During the fourteenth century, oriental silks made a difference to the Italian silk industry in various aspects, including imported raw materials, dye, manufacturing systems, and exotic taste. The research project traces how the Italian silk lampas started from absorbing the design elements of oriental silks to self-innovation to meet the consumers’ requirements.
One of the main clues to understanding the relationship between oriental silks and Italian figured silks is the panni tartarici, which generally refers to silk lampas structures with metallic produced in the Mongol empire. The panni tartarici widely appeared in the vestment and collection of churches, often combined with fabrics of different provenance. Based on the survey of silk objects and vestments in the European museums and church treasuries, the project discusses the usage of panni tartarici and other oriental silks in churches’ daily routine, ceremony, and gifting. The role of luxury oriental silks in expressing political power will be revealed as a consequence.
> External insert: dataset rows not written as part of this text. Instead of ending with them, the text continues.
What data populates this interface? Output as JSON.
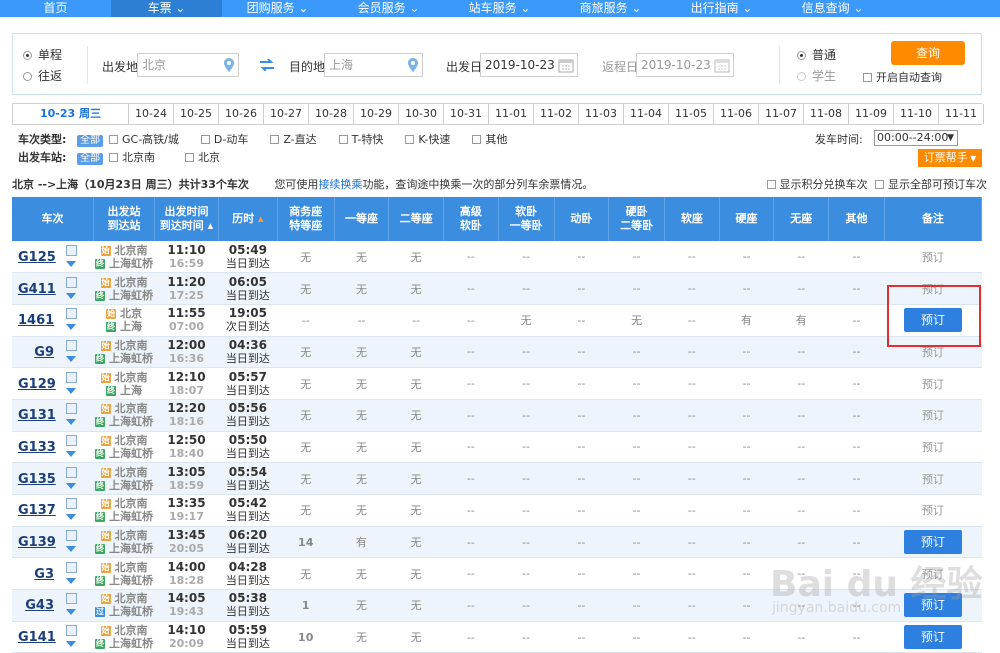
{
  "nav": [
    "首页",
    "车票",
    "团购服务",
    "会员服务",
    "站车服务",
    "商旅服务",
    "出行指南",
    "信息查询"
  ],
  "query": {
    "one_way": "单程",
    "round_trip": "往返",
    "from_label": "出发地",
    "from_value": "北京",
    "to_label": "目的地",
    "to_value": "上海",
    "depart_label": "出发日",
    "depart_value": "2019-10-23",
    "return_label": "返程日",
    "return_value": "2019-10-23",
    "normal": "普通",
    "student": "学生",
    "query_button": "查询",
    "auto_query": "开启自动查询"
  },
  "dates": [
    "10-23 周三",
    "10-24",
    "10-25",
    "10-26",
    "10-27",
    "10-28",
    "10-29",
    "10-30",
    "10-31",
    "11-01",
    "11-02",
    "11-03",
    "11-04",
    "11-05",
    "11-06",
    "11-07",
    "11-08",
    "11-09",
    "11-10",
    "11-11"
  ],
  "filters": {
    "type_label": "车次类型:",
    "all": "全部",
    "types": [
      "GC-高铁/城",
      "D-动车",
      "Z-直达",
      "T-特快",
      "K-快速",
      "其他"
    ],
    "station_label": "出发车站:",
    "stations": [
      "北京南",
      "北京"
    ],
    "time_label": "发车时间:",
    "time_value": "00:00--24:00",
    "helper": "订票帮手"
  },
  "route": {
    "summary": "北京 -->上海（10月23日 周三）共计33个车次",
    "tip_pre": "您可使用",
    "tip_link": "接续换乘",
    "tip_post": "功能，查询途中换乘一次的部分列车余票情况。",
    "opt1": "显示积分兑换车次",
    "opt2": "显示全部可预订车次"
  },
  "headers": [
    "车次",
    "出发站\n到达站",
    "出发时间\n到达时间",
    "历时",
    "商务座\n特等座",
    "一等座",
    "二等座",
    "高级\n软卧",
    "软卧\n一等卧",
    "动卧",
    "硬卧\n二等卧",
    "软座",
    "硬座",
    "无座",
    "其他",
    "备注"
  ],
  "trains": [
    {
      "no": "G125",
      "from": "北京南",
      "to": "上海虹桥",
      "dep": "11:10",
      "arr": "16:59",
      "dur": "05:49",
      "day": "当日到达",
      "seats": [
        "无",
        "无",
        "无",
        "--",
        "--",
        "--",
        "--",
        "--",
        "--",
        "--",
        "--"
      ],
      "book": "预订",
      "bookable": false
    },
    {
      "no": "G411",
      "from": "北京南",
      "to": "上海虹桥",
      "dep": "11:20",
      "arr": "17:25",
      "dur": "06:05",
      "day": "当日到达",
      "seats": [
        "无",
        "无",
        "无",
        "--",
        "--",
        "--",
        "--",
        "--",
        "--",
        "--",
        "--"
      ],
      "book": "预订",
      "bookable": false
    },
    {
      "no": "1461",
      "from": "北京",
      "to": "上海",
      "dep": "11:55",
      "arr": "07:00",
      "dur": "19:05",
      "day": "次日到达",
      "seats": [
        "--",
        "--",
        "--",
        "--",
        "无",
        "--",
        "无",
        "--",
        "有",
        "有",
        "--"
      ],
      "book": "预订",
      "bookable": true
    },
    {
      "no": "G9",
      "from": "北京南",
      "to": "上海虹桥",
      "dep": "12:00",
      "arr": "16:36",
      "dur": "04:36",
      "day": "当日到达",
      "seats": [
        "无",
        "无",
        "无",
        "--",
        "--",
        "--",
        "--",
        "--",
        "--",
        "--",
        "--"
      ],
      "book": "预订",
      "bookable": false
    },
    {
      "no": "G129",
      "from": "北京南",
      "to": "上海",
      "dep": "12:10",
      "arr": "18:07",
      "dur": "05:57",
      "day": "当日到达",
      "seats": [
        "无",
        "无",
        "无",
        "--",
        "--",
        "--",
        "--",
        "--",
        "--",
        "--",
        "--"
      ],
      "book": "预订",
      "bookable": false
    },
    {
      "no": "G131",
      "from": "北京南",
      "to": "上海虹桥",
      "dep": "12:20",
      "arr": "18:16",
      "dur": "05:56",
      "day": "当日到达",
      "seats": [
        "无",
        "无",
        "无",
        "--",
        "--",
        "--",
        "--",
        "--",
        "--",
        "--",
        "--"
      ],
      "book": "预订",
      "bookable": false
    },
    {
      "no": "G133",
      "from": "北京南",
      "to": "上海虹桥",
      "dep": "12:50",
      "arr": "18:40",
      "dur": "05:50",
      "day": "当日到达",
      "seats": [
        "无",
        "无",
        "无",
        "--",
        "--",
        "--",
        "--",
        "--",
        "--",
        "--",
        "--"
      ],
      "book": "预订",
      "bookable": false
    },
    {
      "no": "G135",
      "from": "北京南",
      "to": "上海虹桥",
      "dep": "13:05",
      "arr": "18:59",
      "dur": "05:54",
      "day": "当日到达",
      "seats": [
        "无",
        "无",
        "无",
        "--",
        "--",
        "--",
        "--",
        "--",
        "--",
        "--",
        "--"
      ],
      "book": "预订",
      "bookable": false
    },
    {
      "no": "G137",
      "from": "北京南",
      "to": "上海虹桥",
      "dep": "13:35",
      "arr": "19:17",
      "dur": "05:42",
      "day": "当日到达",
      "seats": [
        "无",
        "无",
        "无",
        "--",
        "--",
        "--",
        "--",
        "--",
        "--",
        "--",
        "--"
      ],
      "book": "预订",
      "bookable": false
    },
    {
      "no": "G139",
      "from": "北京南",
      "to": "上海虹桥",
      "dep": "13:45",
      "arr": "20:05",
      "dur": "06:20",
      "day": "当日到达",
      "seats": [
        "14",
        "有",
        "无",
        "--",
        "--",
        "--",
        "--",
        "--",
        "--",
        "--",
        "--"
      ],
      "book": "预订",
      "bookable": true
    },
    {
      "no": "G3",
      "from": "北京南",
      "to": "上海虹桥",
      "dep": "14:00",
      "arr": "18:28",
      "dur": "04:28",
      "day": "当日到达",
      "seats": [
        "无",
        "无",
        "无",
        "--",
        "--",
        "--",
        "--",
        "--",
        "--",
        "--",
        "--"
      ],
      "book": "预订",
      "bookable": false
    },
    {
      "no": "G43",
      "from": "北京南",
      "to": "上海虹桥",
      "dep": "14:05",
      "arr": "19:43",
      "dur": "05:38",
      "day": "当日到达",
      "seats": [
        "1",
        "无",
        "无",
        "--",
        "--",
        "--",
        "--",
        "--",
        "--",
        "--",
        "--"
      ],
      "book": "预订",
      "bookable": true
    },
    {
      "no": "G141",
      "from": "北京南",
      "to": "上海虹桥",
      "dep": "14:10",
      "arr": "20:09",
      "dur": "05:59",
      "day": "当日到达",
      "seats": [
        "10",
        "无",
        "无",
        "--",
        "--",
        "--",
        "--",
        "--",
        "--",
        "--",
        "--"
      ],
      "book": "预订",
      "bookable": true
    }
  ],
  "watermark": {
    "main": "Bai du 经验",
    "sub": "jingyan.baidu.com"
  }
}
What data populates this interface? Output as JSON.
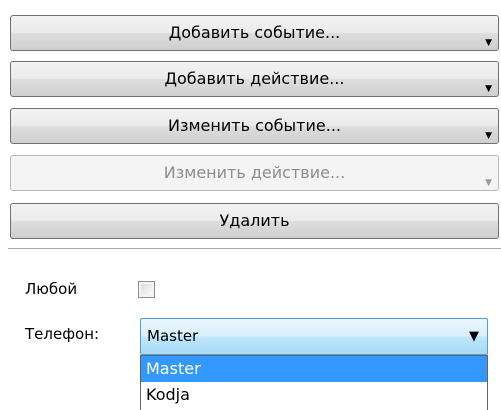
{
  "buttons": {
    "add_event": "Добавить событие...",
    "add_action": "Добавить действие...",
    "edit_event": "Изменить событие...",
    "edit_action": "Изменить действие...",
    "delete": "Удалить"
  },
  "form": {
    "any_label": "Любой",
    "any_checked": false,
    "phone_label": "Телефон:",
    "phone_value": "Master",
    "phone_options": [
      "Master",
      "Kodja"
    ]
  }
}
Besides investigating the textile items, the project wants to draw attention to the figured silk represented in paintings. As another realization of the oriental taste in Italian silk lampas, these visual materials provide evidence to understand the transformation of the oriental silk patterns, for example, phoenix (fenghuang), dragon (long), qilin, etc., under the Christian context and within the circle of the artists’ workshops.